Dad's death spurs Singaporean in cancer vaccine research in US

FDA has approved vaccine she worked on, with first phase of clinical trials to be held next year

Dr Noor Faezzah Baharom, a postdoctoral fellow at the US National Institutes of Health, said her father's cancer diagnosis strengthened her conviction to translate her research into something that can help people. Her father died in March this year.
Dr Noor Faezzah Baharom, a postdoctoral fellow at the US National Institutes of Health, said her father's cancer diagnosis strengthened her conviction to translate her research into something that can help people. Her father died in March this year.
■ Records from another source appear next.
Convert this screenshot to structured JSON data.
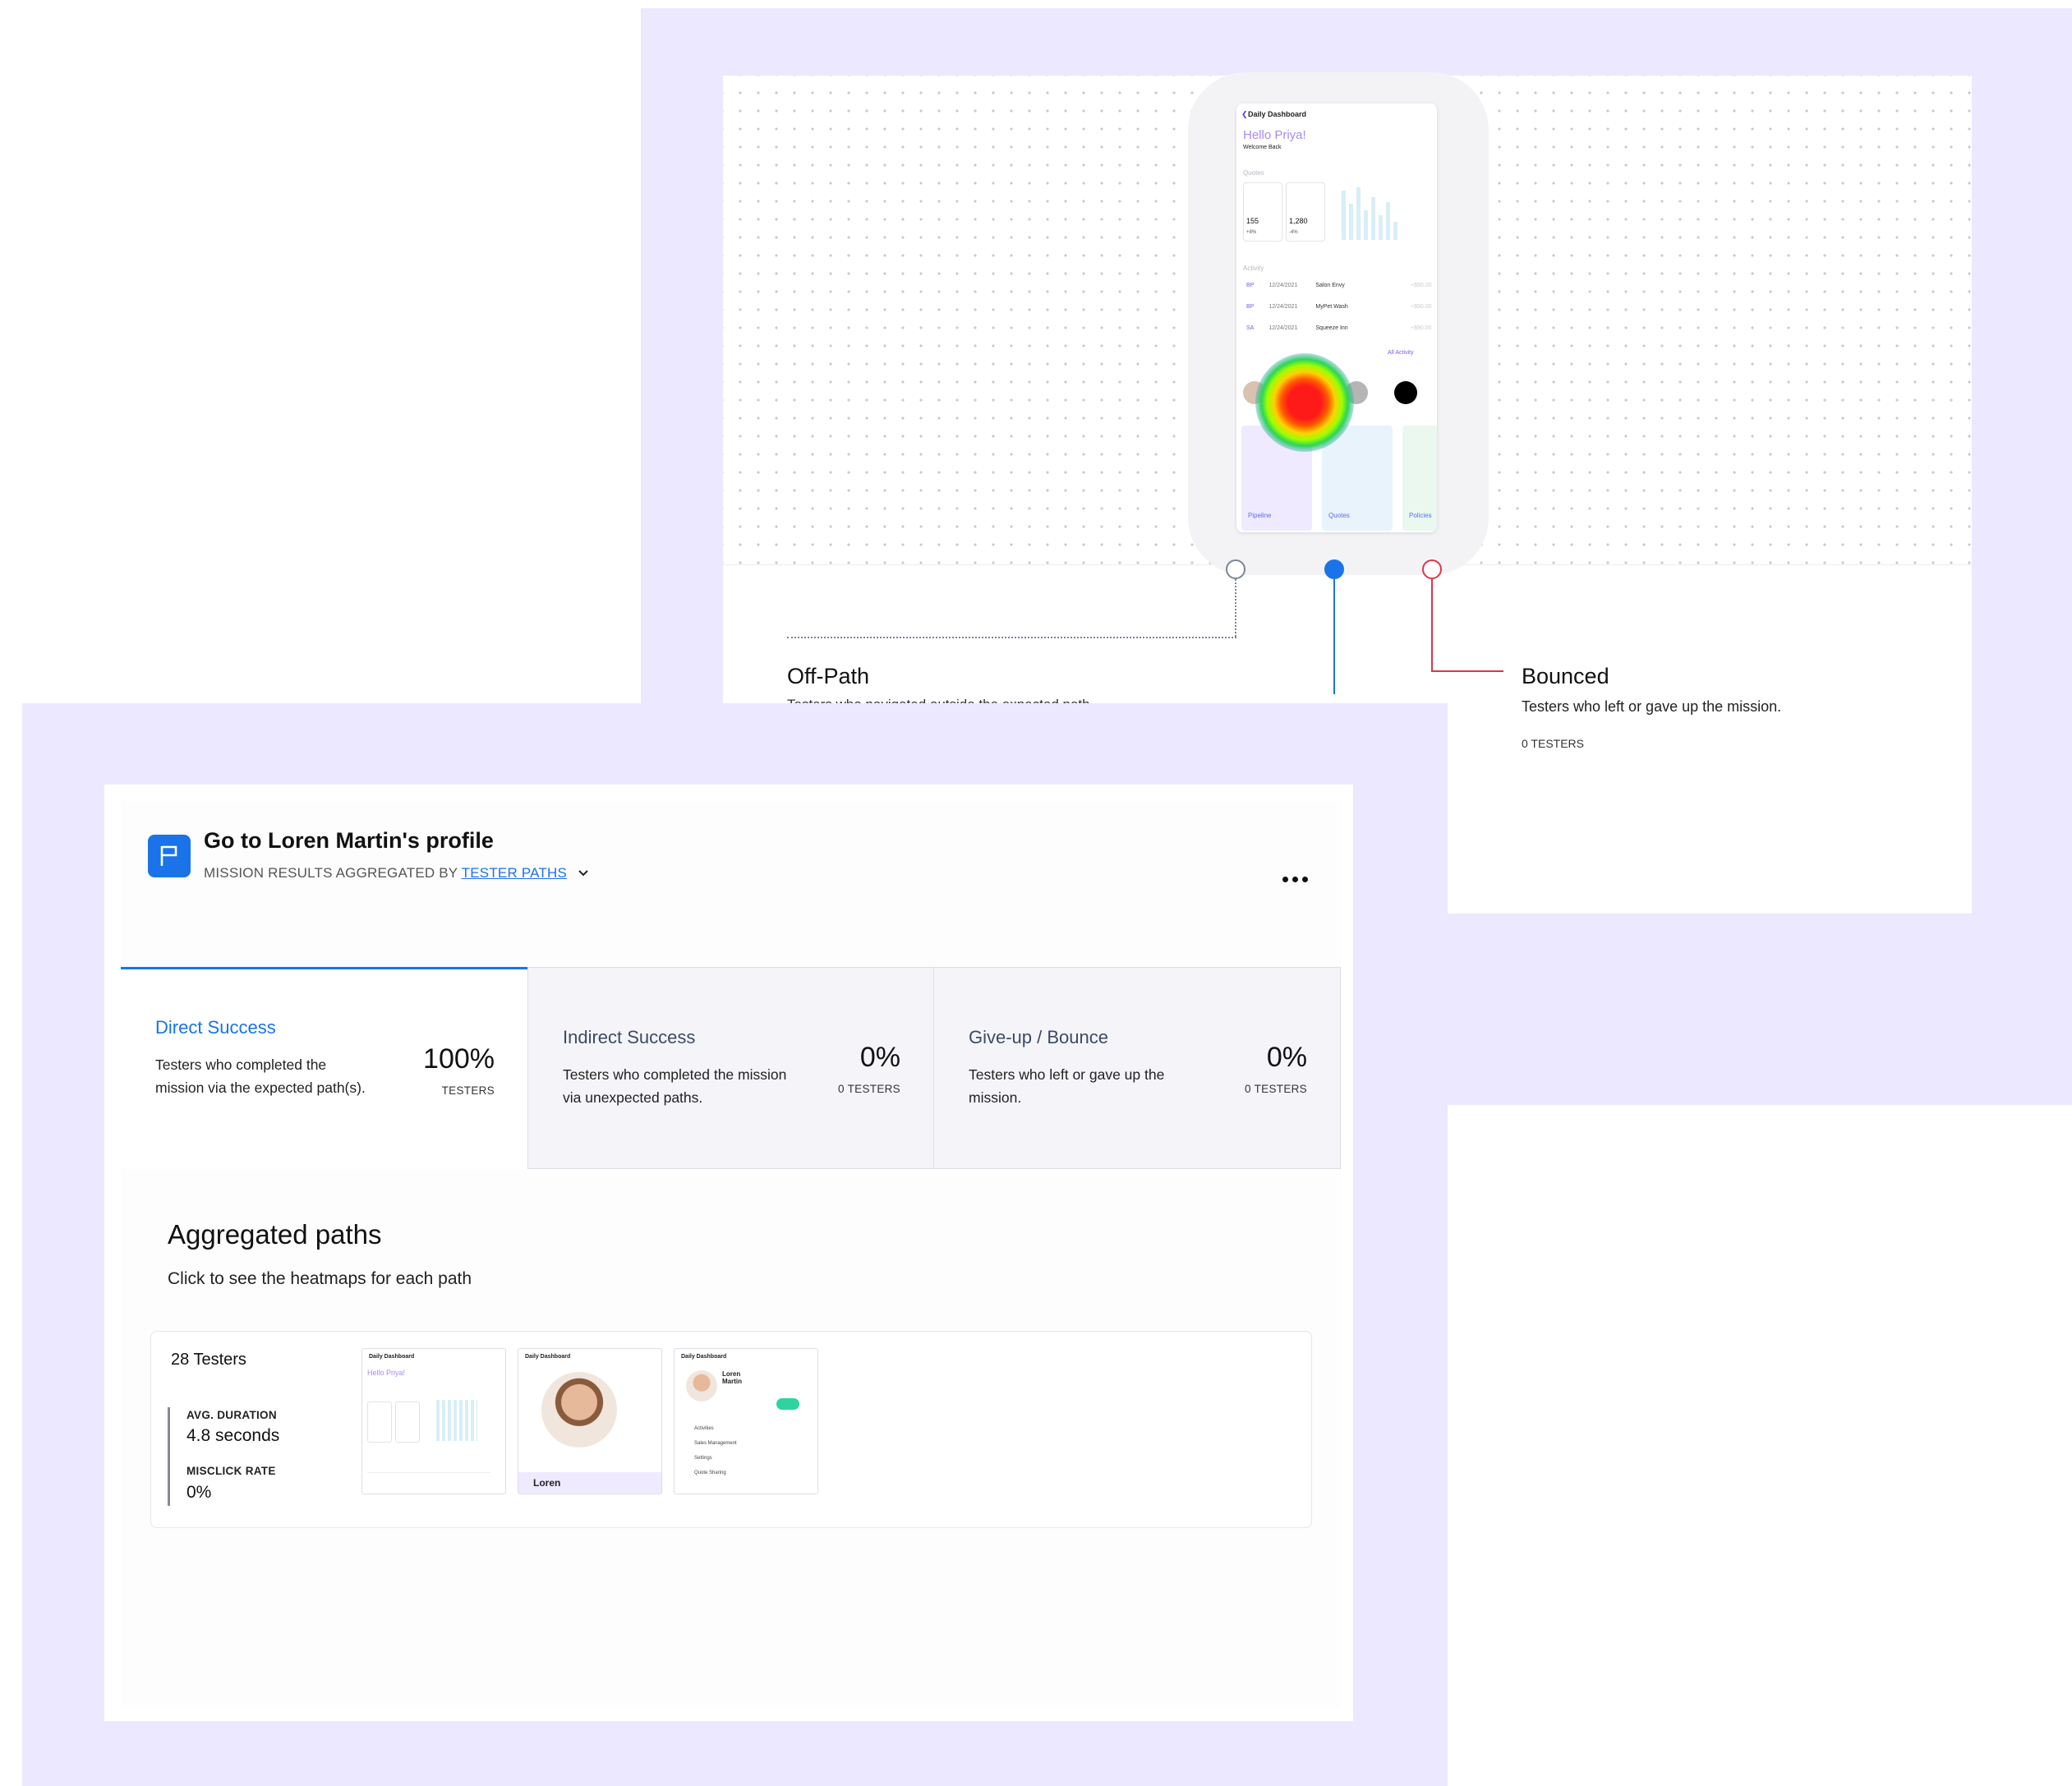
{
  "flow": {
    "phone": {
      "title": "Daily Dashboard",
      "greeting": "Hello Priya!",
      "welcome": "Welcome Back",
      "quotes_label": "Quotes",
      "stat1_value": "155",
      "stat1_change": "+8%",
      "stat2_value": "1,280",
      "stat2_change": "-4%",
      "activity_label": "Activity",
      "activity": [
        {
          "initials": "BP",
          "date": "12/24/2021",
          "name": "Salon Envy",
          "amount": "+$90.00"
        },
        {
          "initials": "BP",
          "date": "12/24/2021",
          "name": "MyPet Wash",
          "amount": "+$90.00"
        },
        {
          "initials": "SA",
          "date": "12/24/2021",
          "name": "Squeeze Inn",
          "amount": "+$90.00"
        }
      ],
      "all_activity": "All Activity",
      "tiles": [
        "Pipeline",
        "Quotes",
        "Policies"
      ],
      "tile_colors": [
        "#efeaff",
        "#e9f3fc",
        "#eaf8f0"
      ]
    },
    "off_path": {
      "title": "Off-Path",
      "description": "Testers who navigated outside the expected path."
    },
    "bounced": {
      "title": "Bounced",
      "description": "Testers who left or gave up the mission.",
      "count": "0 TESTERS"
    },
    "node_colors": {
      "off_path": "#7a8596",
      "direct": "#1a73e8",
      "bounced": "#e0344a"
    }
  },
  "mission": {
    "title": "Go to Loren Martin's profile",
    "subtitle_prefix": "MISSION RESULTS AGGREGATED BY",
    "subtitle_link": "TESTER PATHS",
    "more_icon": "more-horizontal-icon",
    "flag_icon": "flag-icon"
  },
  "stats": [
    {
      "title": "Direct Success",
      "description": "Testers who completed the mission via the expected path(s).",
      "percent": "100%",
      "unit": "TESTERS"
    },
    {
      "title": "Indirect Success",
      "description": "Testers who completed the mission via unexpected paths.",
      "percent": "0%",
      "unit": "0 TESTERS"
    },
    {
      "title": "Give-up / Bounce",
      "description": "Testers who left or gave up the mission.",
      "percent": "0%",
      "unit": "0 TESTERS"
    }
  ],
  "aggregated": {
    "title": "Aggregated paths",
    "subtitle": "Click to see the heatmaps for each path",
    "path": {
      "testers": "28 Testers",
      "avg_duration_label": "AVG. DURATION",
      "avg_duration": "4.8 seconds",
      "misclick_label": "MISCLICK RATE",
      "misclick": "0%",
      "thumb_title": "Daily Dashboard",
      "thumb1_greeting": "Hello Priya!",
      "thumb2_name": "Loren",
      "thumb3_name": "Loren Martin",
      "thumb3_menu": [
        "Activities",
        "Sales Management",
        "Settings",
        "Quote Sharing"
      ]
    }
  },
  "colors": {
    "accent": "#1a73e8",
    "panel_bg": "#ece8ff"
  }
}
PHOTO: COURTESY OF NOOR FAEZZAH BAHAROM
New: Gift this subscriber-only story to your friends and family

A year and a half after she moved to the United States to start work on a cancer vaccine, Dr Noor Faezzah Baharom received news that her father had been diagnosed with stomach cancer.

His battle with the ailment and death in March this year, just more than a year after his diagnosis in December 2018, strengthened her resolve to research and develop a cancer vaccine in the hopes of helping other patients.

Already a subscriber? 

Dive deeper at $0.99/month

Want more exclusives, sharp insights into what's happening at home and abroad? Subscribe to stay informed.

Unlock these benefits

  • All subscriber-only content on ST app and straitstimes.com

  • Easy access any time via ST app on 1 mobile device

  • 2-week e-paper archive so you never miss out on any topic that matters to you

Join ST's Telegram channel and get the latest breaking news delivered to you.

A version of this article appeared in the print edition of The Sunday Times on November 22, 2020, with the headline Dad's death spurs Singaporean in cancer vaccine research in US. Subscribe